It went on like this for the entire game. A different tune each time. Because people noticed him, and were enjoying the show he was putting on, they bought beer. Most people probably wanted a beer anyway. But, they weren't buying from the other guys as much. I heard a woman behind me mentioning to her friend that she wanted a beer just as a vendor was about to pass by the row. She wanted to wait for the singing guy though. He was fun.

Fifteen minutes or so passed, and he showed up again singing another song as loud as he could while dancing around. I looked around and saw more hands go up in the air with cash in them than I had when any other vendor came through. It took him another fifteen minutes or more just to serve everybody! The woman behind me bought two. This guy was taking sales away from the other vendors and also creating a desire for his product just by being creative and fun. It didn't matter that he was a beer vendor at the baseball stadium. He was a salesman and he made sales. He probably got some tips too.

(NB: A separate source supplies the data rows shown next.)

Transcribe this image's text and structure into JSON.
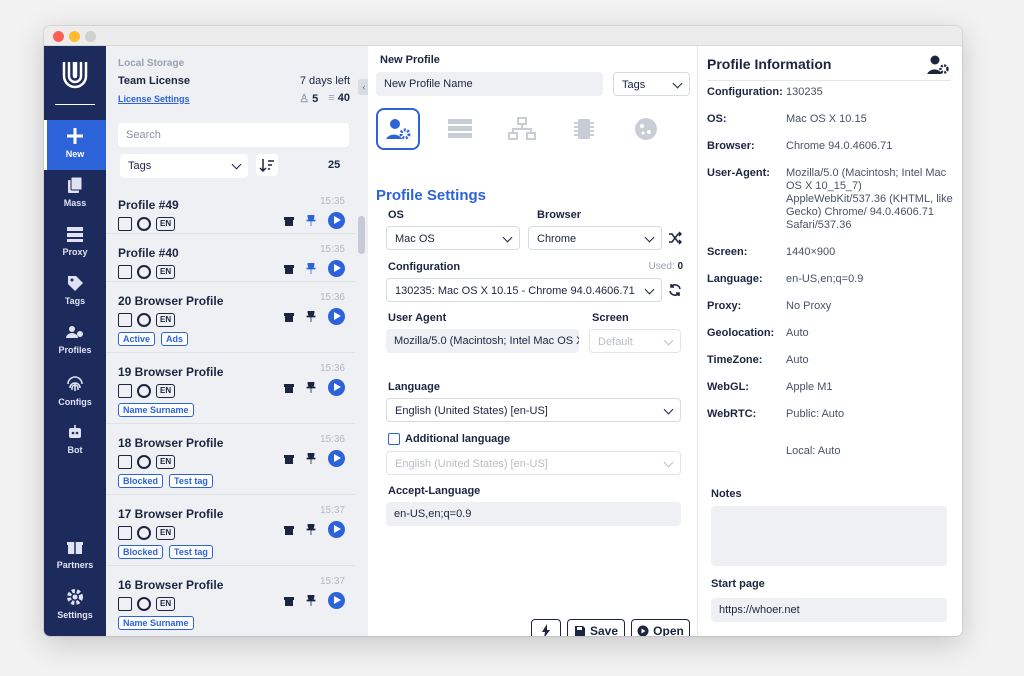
{
  "nav": {
    "items": [
      {
        "label": "New",
        "icon": "plus-icon"
      },
      {
        "label": "Mass",
        "icon": "files-icon"
      },
      {
        "label": "Proxy",
        "icon": "server-icon"
      },
      {
        "label": "Tags",
        "icon": "tag-icon"
      },
      {
        "label": "Profiles",
        "icon": "users-icon"
      },
      {
        "label": "Configs",
        "icon": "fingerprint-icon"
      },
      {
        "label": "Bot",
        "icon": "robot-icon"
      }
    ],
    "bottom": [
      {
        "label": "Partners",
        "icon": "gift-icon"
      },
      {
        "label": "Settings",
        "icon": "gear-icon"
      }
    ]
  },
  "list": {
    "storage": "Local Storage",
    "license": "Team License",
    "days_left": "7 days left",
    "license_settings": "License Settings",
    "members": "5",
    "profiles_limit": "40",
    "search_placeholder": "Search",
    "tags_filter": "Tags",
    "count": "25",
    "profiles": [
      {
        "name": "Profile #49",
        "time": "15:35",
        "lang": "EN",
        "tags": []
      },
      {
        "name": "Profile #40",
        "time": "15:35",
        "lang": "EN",
        "tags": []
      },
      {
        "name": "20 Browser Profile",
        "time": "15:36",
        "lang": "EN",
        "tags": [
          "Active",
          "Ads"
        ]
      },
      {
        "name": "19 Browser Profile",
        "time": "15:36",
        "lang": "EN",
        "tags": [
          "Name Surname"
        ]
      },
      {
        "name": "18 Browser Profile",
        "time": "15:36",
        "lang": "EN",
        "tags": [
          "Blocked",
          "Test tag"
        ]
      },
      {
        "name": "17 Browser Profile",
        "time": "15:37",
        "lang": "EN",
        "tags": [
          "Blocked",
          "Test tag"
        ]
      },
      {
        "name": "16 Browser Profile",
        "time": "15:37",
        "lang": "EN",
        "tags": [
          "Name Surname"
        ]
      }
    ]
  },
  "form": {
    "title": "New Profile",
    "name_value": "New Profile Name",
    "tags": "Tags",
    "section": "Profile Settings",
    "os_label": "OS",
    "os_value": "Mac OS",
    "browser_label": "Browser",
    "browser_value": "Chrome",
    "config_label": "Configuration",
    "used_label": "Used:",
    "used_value": "0",
    "config_value": "130235: Mac OS X 10.15 - Chrome 94.0.4606.71",
    "ua_label": "User Agent",
    "ua_value": "Mozilla/5.0 (Macintosh; Intel Mac OS X 10_15_7)",
    "screen_label": "Screen",
    "screen_value": "Default",
    "language_label": "Language",
    "language_value": "English (United States) [en-US]",
    "additional_label": "Additional language",
    "additional_value": "English (United States) [en-US]",
    "accept_label": "Accept-Language",
    "accept_value": "en-US,en;q=0.9",
    "save": "Save",
    "open": "Open"
  },
  "info": {
    "title": "Profile Information",
    "rows": [
      {
        "k": "Configuration:",
        "v": "130235"
      },
      {
        "k": "OS:",
        "v": "Mac OS X 10.15"
      },
      {
        "k": "Browser:",
        "v": "Chrome 94.0.4606.71"
      },
      {
        "k": "User-Agent:",
        "v": "Mozilla/5.0 (Macintosh; Intel Mac OS X 10_15_7) AppleWebKit/537.36 (KHTML, like Gecko) Chrome/ 94.0.4606.71 Safari/537.36"
      },
      {
        "k": "Screen:",
        "v": "1440×900"
      },
      {
        "k": "Language:",
        "v": "en-US,en;q=0.9"
      },
      {
        "k": "Proxy:",
        "v": "No Proxy"
      },
      {
        "k": "Geolocation:",
        "v": "Auto"
      },
      {
        "k": "TimeZone:",
        "v": "Auto"
      },
      {
        "k": "WebGL:",
        "v": "Apple M1"
      },
      {
        "k": "WebRTC:",
        "v": "Public: Auto"
      }
    ],
    "webrtc_local": "Local:  Auto",
    "notes_label": "Notes",
    "start_label": "Start page",
    "start_value": "https://whoer.net"
  },
  "colors": {
    "accent": "#2d63d8",
    "nav_bg": "#1d2a5c"
  }
}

I never had an experience like this one at a stadium ever again. I never saw that vendor again. But, I'm pretty confident that his willingness to think outside of the box and make himself a success no matter what he was doing took him places in life. And, I use this experience for inspiration in branding myself.